Daylight saving isn’t really just about changing the clocks, it’s really about doing everything earlier.
Instead of leaving this huge amount of time between sunrise and school, or work, or whatever, during daylight saving time school actually starts an hour earlier. And of course, instead of finishing at 3 pm standard time, it finishes one hour earlier, which gives everyone more time in the afternoon to do whatever they want to do. However, instead of changing the times shown on timetables at schools, the times on bus timetables, train timetables, flight schedules, TV schedules and whatever else, we simply put the clocks forward. 8 am standard time becomes 9 am daylight saving time, 2 pm standard time becomes 3 pm daylight saving time and so on.
So daytime is longer anyway during the warmer months, but by starting school, or work or whatever an hour earlier but still calling it 9 am daylight saving time, it gives us an extra hour after school to do things… just don’t forget to fit in your homework as well.
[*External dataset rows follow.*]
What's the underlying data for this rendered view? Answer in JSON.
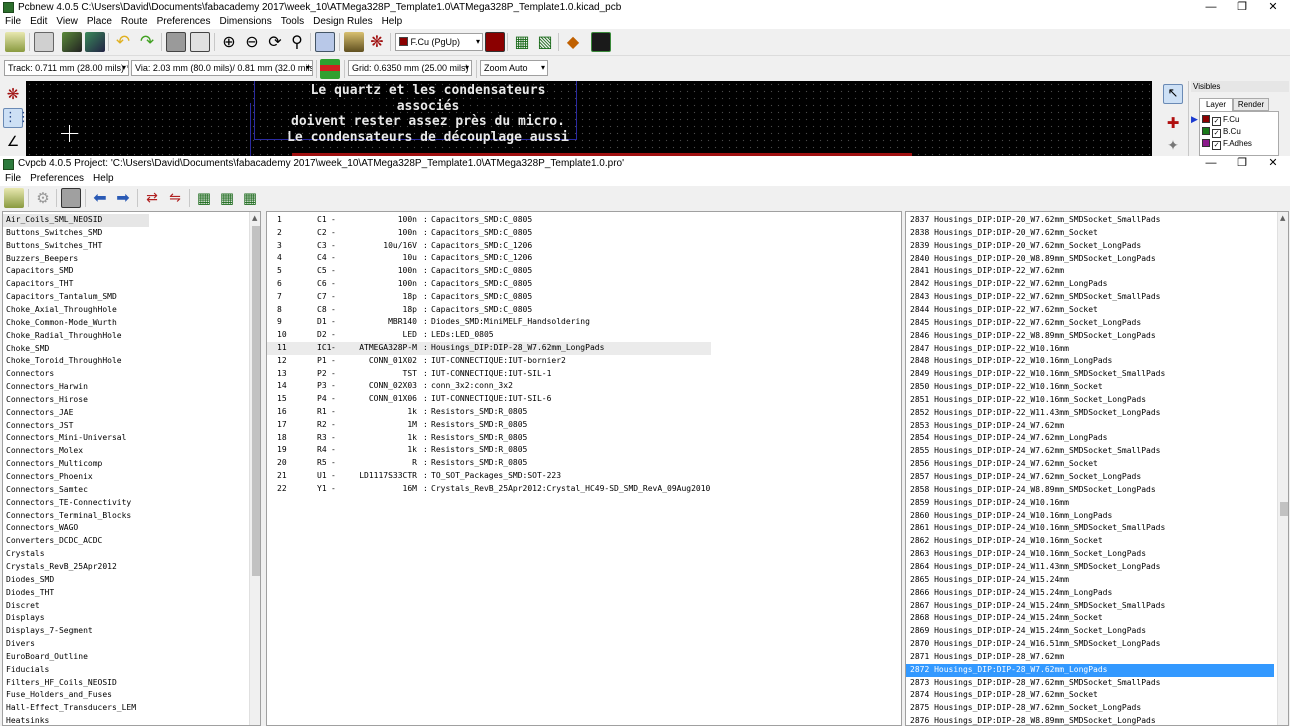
{
  "pcbnew": {
    "title": "Pcbnew 4.0.5 C:\\Users\\David\\Documents\\fabacademy 2017\\week_10\\ATMega328P_Template1.0\\ATMega328P_Template1.0.kicad_pcb",
    "menu": [
      "File",
      "Edit",
      "View",
      "Place",
      "Route",
      "Preferences",
      "Dimensions",
      "Tools",
      "Design Rules",
      "Help"
    ],
    "layer_select": "F.Cu (PgUp)",
    "track": "Track: 0.711 mm (28.00 mils) *",
    "via": "Via: 2.03 mm (80.0 mils)/ 0.81 mm (32.0 mils) *",
    "grid": "Grid: 0.6350 mm (25.00 mils)",
    "zoom": "Zoom Auto",
    "canvas_text": [
      "Le quartz et les condensateurs associés",
      "doivent rester assez près du micro.",
      "Le condensateurs de découplage aussi"
    ],
    "visibles": {
      "title": "Visibles",
      "tabs": [
        "Layer",
        "Render"
      ],
      "layers": [
        {
          "name": "F.Cu",
          "color": "#8b0000"
        },
        {
          "name": "B.Cu",
          "color": "#1a7a1a"
        },
        {
          "name": "F.Adhes",
          "color": "#8b1a8b"
        }
      ]
    }
  },
  "cvpcb": {
    "title": "Cvpcb 4.0.5  Project: 'C:\\Users\\David\\Documents\\fabacademy 2017\\week_10\\ATMega328P_Template1.0\\ATMega328P_Template1.0.pro'",
    "menu": [
      "File",
      "Preferences",
      "Help"
    ],
    "libraries": [
      "Air_Coils_SML_NEOSID",
      "Buttons_Switches_SMD",
      "Buttons_Switches_THT",
      "Buzzers_Beepers",
      "Capacitors_SMD",
      "Capacitors_THT",
      "Capacitors_Tantalum_SMD",
      "Choke_Axial_ThroughHole",
      "Choke_Common-Mode_Wurth",
      "Choke_Radial_ThroughHole",
      "Choke_SMD",
      "Choke_Toroid_ThroughHole",
      "Connectors",
      "Connectors_Harwin",
      "Connectors_Hirose",
      "Connectors_JAE",
      "Connectors_JST",
      "Connectors_Mini-Universal",
      "Connectors_Molex",
      "Connectors_Multicomp",
      "Connectors_Phoenix",
      "Connectors_Samtec",
      "Connectors_TE-Connectivity",
      "Connectors_Terminal_Blocks",
      "Connectors_WAGO",
      "Converters_DCDC_ACDC",
      "Crystals",
      "Crystals_RevB_25Apr2012",
      "Diodes_SMD",
      "Diodes_THT",
      "Discret",
      "Displays",
      "Displays_7-Segment",
      "Divers",
      "EuroBoard_Outline",
      "Fiducials",
      "Filters_HF_Coils_NEOSID",
      "Fuse_Holders_and_Fuses",
      "Hall-Effect_Transducers_LEM",
      "Heatsinks"
    ],
    "components": [
      {
        "n": "1",
        "ref": "C1",
        "value": "100n",
        "fp": "Capacitors_SMD:C_0805"
      },
      {
        "n": "2",
        "ref": "C2",
        "value": "100n",
        "fp": "Capacitors_SMD:C_0805"
      },
      {
        "n": "3",
        "ref": "C3",
        "value": "10u/16V",
        "fp": "Capacitors_SMD:C_1206"
      },
      {
        "n": "4",
        "ref": "C4",
        "value": "10u",
        "fp": "Capacitors_SMD:C_1206"
      },
      {
        "n": "5",
        "ref": "C5",
        "value": "100n",
        "fp": "Capacitors_SMD:C_0805"
      },
      {
        "n": "6",
        "ref": "C6",
        "value": "100n",
        "fp": "Capacitors_SMD:C_0805"
      },
      {
        "n": "7",
        "ref": "C7",
        "value": "18p",
        "fp": "Capacitors_SMD:C_0805"
      },
      {
        "n": "8",
        "ref": "C8",
        "value": "18p",
        "fp": "Capacitors_SMD:C_0805"
      },
      {
        "n": "9",
        "ref": "D1",
        "value": "MBR140",
        "fp": "Diodes_SMD:MiniMELF_Handsoldering"
      },
      {
        "n": "10",
        "ref": "D2",
        "value": "LED",
        "fp": "LEDs:LED_0805"
      },
      {
        "n": "11",
        "ref": "IC1",
        "value": "ATMEGA328P-M",
        "fp": "Housings_DIP:DIP-28_W7.62mm_LongPads"
      },
      {
        "n": "12",
        "ref": "P1",
        "value": "CONN_01X02",
        "fp": "IUT-CONNECTIQUE:IUT-bornier2"
      },
      {
        "n": "13",
        "ref": "P2",
        "value": "TST",
        "fp": "IUT-CONNECTIQUE:IUT-SIL-1"
      },
      {
        "n": "14",
        "ref": "P3",
        "value": "CONN_02X03",
        "fp": "conn_3x2:conn_3x2"
      },
      {
        "n": "15",
        "ref": "P4",
        "value": "CONN_01X06",
        "fp": "IUT-CONNECTIQUE:IUT-SIL-6"
      },
      {
        "n": "16",
        "ref": "R1",
        "value": "1k",
        "fp": "Resistors_SMD:R_0805"
      },
      {
        "n": "17",
        "ref": "R2",
        "value": "1M",
        "fp": "Resistors_SMD:R_0805"
      },
      {
        "n": "18",
        "ref": "R3",
        "value": "1k",
        "fp": "Resistors_SMD:R_0805"
      },
      {
        "n": "19",
        "ref": "R4",
        "value": "1k",
        "fp": "Resistors_SMD:R_0805"
      },
      {
        "n": "20",
        "ref": "R5",
        "value": "R",
        "fp": "Resistors_SMD:R_0805"
      },
      {
        "n": "21",
        "ref": "U1",
        "value": "LD1117S33CTR",
        "fp": "TO_SOT_Packages_SMD:SOT-223"
      },
      {
        "n": "22",
        "ref": "Y1",
        "value": "16M",
        "fp": "Crystals_RevB_25Apr2012:Crystal_HC49-SD_SMD_RevA_09Aug2010"
      }
    ],
    "selected_component": 10,
    "footprints": [
      "2837 Housings_DIP:DIP-20_W7.62mm_SMDSocket_SmallPads",
      "2838 Housings_DIP:DIP-20_W7.62mm_Socket",
      "2839 Housings_DIP:DIP-20_W7.62mm_Socket_LongPads",
      "2840 Housings_DIP:DIP-20_W8.89mm_SMDSocket_LongPads",
      "2841 Housings_DIP:DIP-22_W7.62mm",
      "2842 Housings_DIP:DIP-22_W7.62mm_LongPads",
      "2843 Housings_DIP:DIP-22_W7.62mm_SMDSocket_SmallPads",
      "2844 Housings_DIP:DIP-22_W7.62mm_Socket",
      "2845 Housings_DIP:DIP-22_W7.62mm_Socket_LongPads",
      "2846 Housings_DIP:DIP-22_W8.89mm_SMDSocket_LongPads",
      "2847 Housings_DIP:DIP-22_W10.16mm",
      "2848 Housings_DIP:DIP-22_W10.16mm_LongPads",
      "2849 Housings_DIP:DIP-22_W10.16mm_SMDSocket_SmallPads",
      "2850 Housings_DIP:DIP-22_W10.16mm_Socket",
      "2851 Housings_DIP:DIP-22_W10.16mm_Socket_LongPads",
      "2852 Housings_DIP:DIP-22_W11.43mm_SMDSocket_LongPads",
      "2853 Housings_DIP:DIP-24_W7.62mm",
      "2854 Housings_DIP:DIP-24_W7.62mm_LongPads",
      "2855 Housings_DIP:DIP-24_W7.62mm_SMDSocket_SmallPads",
      "2856 Housings_DIP:DIP-24_W7.62mm_Socket",
      "2857 Housings_DIP:DIP-24_W7.62mm_Socket_LongPads",
      "2858 Housings_DIP:DIP-24_W8.89mm_SMDSocket_LongPads",
      "2859 Housings_DIP:DIP-24_W10.16mm",
      "2860 Housings_DIP:DIP-24_W10.16mm_LongPads",
      "2861 Housings_DIP:DIP-24_W10.16mm_SMDSocket_SmallPads",
      "2862 Housings_DIP:DIP-24_W10.16mm_Socket",
      "2863 Housings_DIP:DIP-24_W10.16mm_Socket_LongPads",
      "2864 Housings_DIP:DIP-24_W11.43mm_SMDSocket_LongPads",
      "2865 Housings_DIP:DIP-24_W15.24mm",
      "2866 Housings_DIP:DIP-24_W15.24mm_LongPads",
      "2867 Housings_DIP:DIP-24_W15.24mm_SMDSocket_SmallPads",
      "2868 Housings_DIP:DIP-24_W15.24mm_Socket",
      "2869 Housings_DIP:DIP-24_W15.24mm_Socket_LongPads",
      "2870 Housings_DIP:DIP-24_W16.51mm_SMDSocket_LongPads",
      "2871 Housings_DIP:DIP-28_W7.62mm",
      "2872 Housings_DIP:DIP-28_W7.62mm_LongPads",
      "2873 Housings_DIP:DIP-28_W7.62mm_SMDSocket_SmallPads",
      "2874 Housings_DIP:DIP-28_W7.62mm_Socket",
      "2875 Housings_DIP:DIP-28_W7.62mm_Socket_LongPads",
      "2876 Housings_DIP:DIP-28_W8.89mm_SMDSocket_LongPads"
    ],
    "selected_footprint": 35,
    "selection_color": "#3399ff"
  }
}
A good way of remembering which way to change the clocks is this simple saying: spring forward, fall back. In Spring we put the clocks forward, in Fall (or Autumn) we put the clocks back.
Remember, these sunrise and sunset times are for Melbourne, but they’re similar for all places around the world that have similar latitudes to Melbourne.
For countries and states that use it, daylight saving time typically goes for about 6 months of the year.
It’s used in a lot of Australia, New Zealand, most of Europe, most of North America and a handful of other places. The countries and states shaded in orange have used it in the past but don’t any more, and the countries shaded in red have never used it. Countries or states near the equator don’t generally use daylight savings because near the equator, in Singapore for example, the length of day and night doesn’t really vary all that much throughout the year, so there’s not much point to using daylight saving time.
For me personally though, living in Melbourne, I love having the extra time after work to do things.
So, the length of day and night changes throughout the year because the Earth is tilted and the sun hits the Earth from different angles throughout the year. The change in day length is more pronounced the further a place is from the equator.
So, if the sun hits us at a different angle at different times of the year, is it obvious? Can we tell? Well, it is obvious and we can tell although we don’t always look up.
The angle of the sun changes throughout the day and it changes throughout the year and it affects the way we install solar panels, place plants in a garden and a whole lot of other things and so it’s the changing angle of the sun that we’ll be looking at in our next episode. See you then.
https://en.wikipedia.org/wiki/File:Mercator_projection_SW.jpg by Strebe. This file is licensed under the Creative Commons Attribution-Share Alike 3.0 Unported license.
https://commons.wikimedia.org/wiki/File:DaylightSaving-World-Subdivisions.png by Paul Eggert. This file is licensed under the Creative Commons Attribution-Share Alike 3.0 Unported license.
Day lengths, sunrise times, sunset times, and a whole lot more data can be found at the Time and Date website (www.timeanddate.com). For example, hover over the Sun and Moon drop-down menu item, and then click Sun Calculator. Search for your city or town and a graphic and a table will be displayed. An example is shown below.